↓

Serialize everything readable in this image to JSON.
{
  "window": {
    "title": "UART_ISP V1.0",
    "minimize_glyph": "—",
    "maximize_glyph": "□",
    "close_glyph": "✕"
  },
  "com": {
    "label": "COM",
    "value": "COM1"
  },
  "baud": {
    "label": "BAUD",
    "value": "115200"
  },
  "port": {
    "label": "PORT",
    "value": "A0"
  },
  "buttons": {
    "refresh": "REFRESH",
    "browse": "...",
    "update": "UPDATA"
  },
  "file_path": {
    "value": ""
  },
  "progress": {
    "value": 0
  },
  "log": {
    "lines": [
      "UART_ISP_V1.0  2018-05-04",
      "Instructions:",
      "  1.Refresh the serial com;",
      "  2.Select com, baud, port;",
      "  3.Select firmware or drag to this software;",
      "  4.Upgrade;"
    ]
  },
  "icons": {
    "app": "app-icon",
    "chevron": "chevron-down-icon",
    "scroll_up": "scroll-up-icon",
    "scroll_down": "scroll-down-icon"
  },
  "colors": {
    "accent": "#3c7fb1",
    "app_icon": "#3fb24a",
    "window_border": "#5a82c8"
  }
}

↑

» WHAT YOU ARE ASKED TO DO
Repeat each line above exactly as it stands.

» ANSWER SECTION
Serialize everything readable in this image to JSON.
{
  "window": {
    "title": "UART_ISP V1.0",
    "minimize_glyph": "—",
    "maximize_glyph": "□",
    "close_glyph": "✕"
  },
  "com": {
    "label": "COM",
    "value": "COM1"
  },
  "baud": {
    "label": "BAUD",
    "value": "115200"
  },
  "port": {
    "label": "PORT",
    "value": "A0"
  },
  "buttons": {
    "refresh": "REFRESH",
    "browse": "...",
    "update": "UPDATA"
  },
  "file_path": {
    "value": ""
  },
  "progress": {
    "value": 0
  },
  "log": {
    "lines": [
      "UART_ISP_V1.0  2018-05-04",
      "Instructions:",
      "  1.Refresh the serial com;",
      "  2.Select com, baud, port;",
      "  3.Select firmware or drag to this software;",
      "  4.Upgrade;"
    ]
  },
  "icons": {
    "app": "app-icon",
    "chevron": "chevron-down-icon",
    "scroll_up": "scroll-up-icon",
    "scroll_down": "scroll-down-icon"
  },
  "colors": {
    "accent": "#3c7fb1",
    "app_icon": "#3fb24a",
    "window_border": "#5a82c8"
  }
}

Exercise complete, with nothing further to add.